Under the Office of Naval Research sponsorship, the Marine Physical Laboratory has designed, fabricated, and taken to sea self-contained, freely drifting acoustic sensors which can measure signal propagation and ambient ocean noise in the 1 to 20 Hz band for up to 25hour periods. The deployment of several freely drifting floats forms an array of sensors whose outputs can be combined after the experiment with a beamformer. Float locations must be known in order to beamform their outputs. The floats generate and receive acoustic pulses and thereby measure float-to-surface and float-to-float travel times. A Kalman filter and a least squares estimator have been developed to estimate float positions from travel time measurements. Computer simulation is used to compare filter performance under several deployment scenarios. The effects of increasing the randomness of float movement and the measurement error are also investigated. Results show that the Kalman filter performs better than the least squares filter when the floats are subjected to small magnitude accelerations between measurements. This is true even when there are large measurement errors. Neither filter was sensitive to relatively major changes in deployment geometry as long as the sound-speed profile is known exactly.

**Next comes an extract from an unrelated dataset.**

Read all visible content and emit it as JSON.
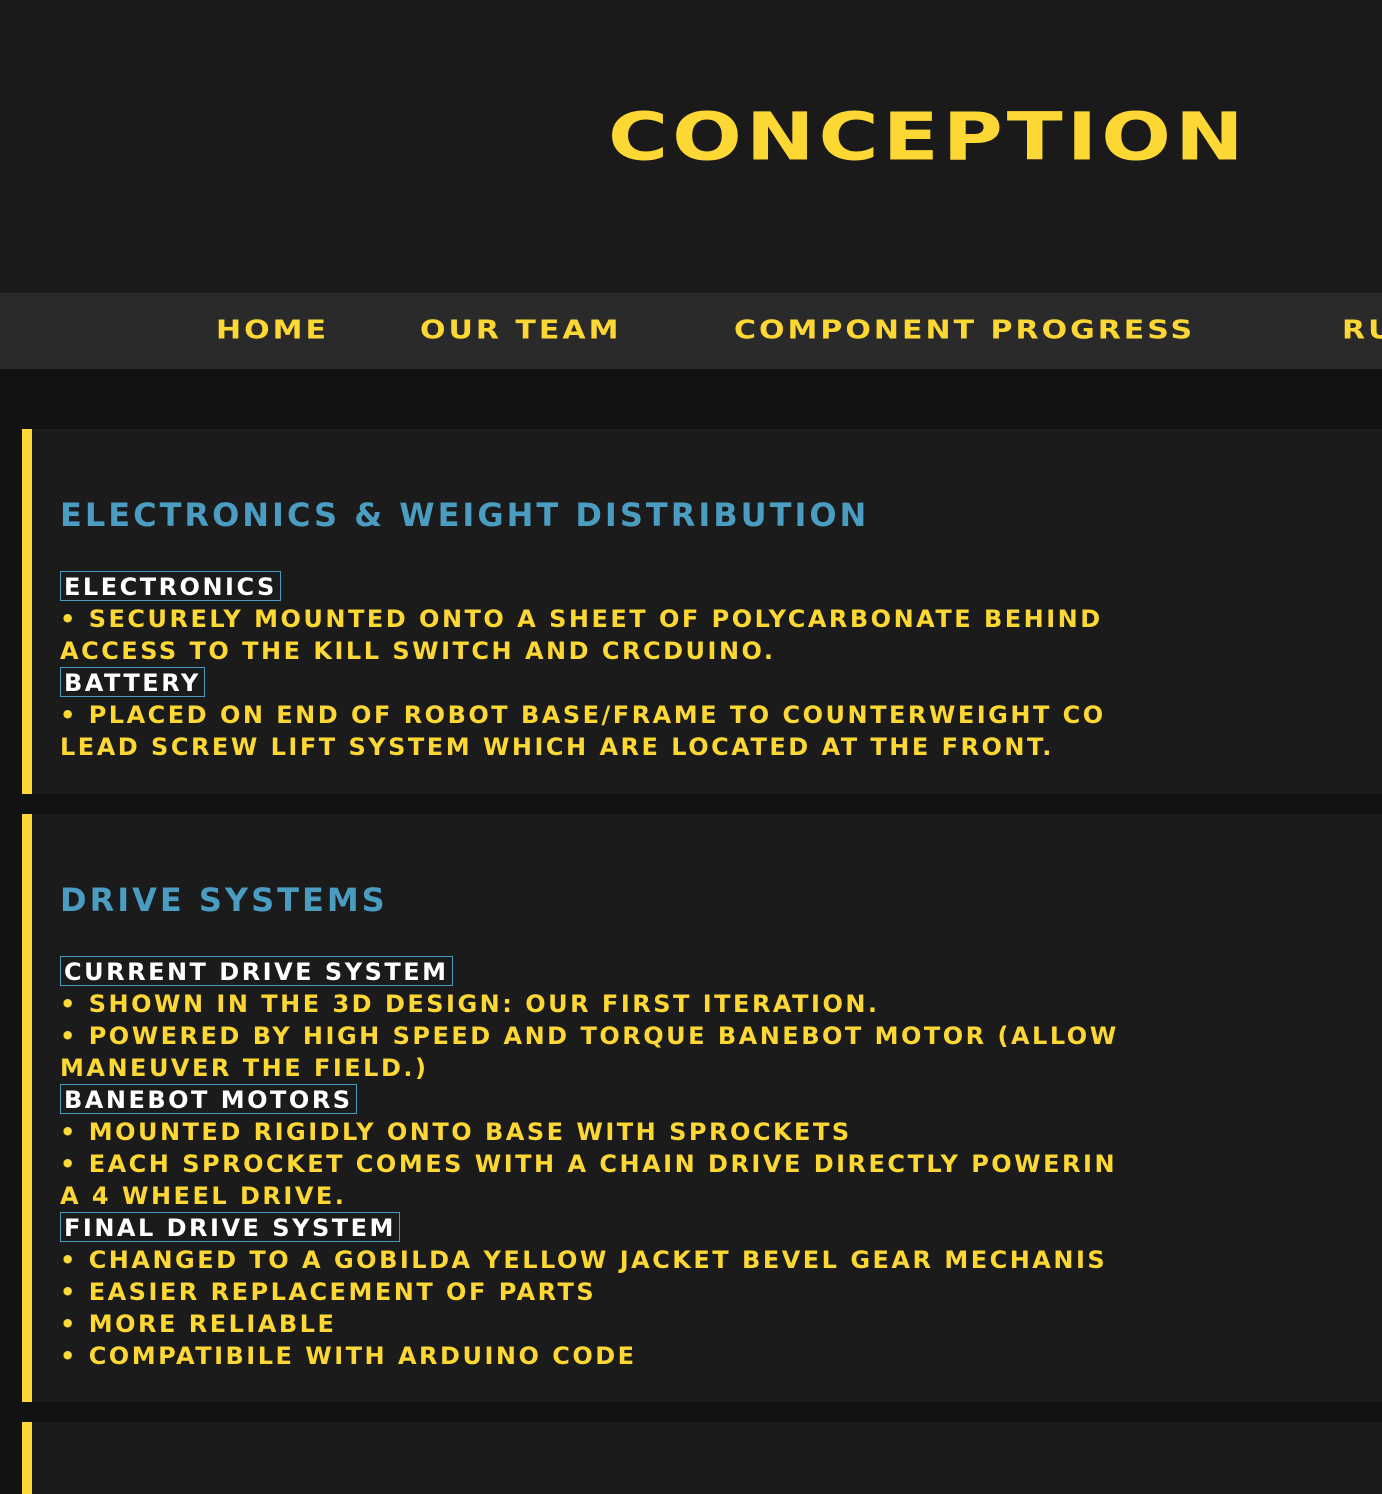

However, deploying the floats in a vertical array did degrade the performance of both filters for the bottom baseline geometry considered.
All Science Journal Classification (ASJC) codes
- Ocean Engineering
- Mechanical Engineering
- Electrical and Electronic Engineering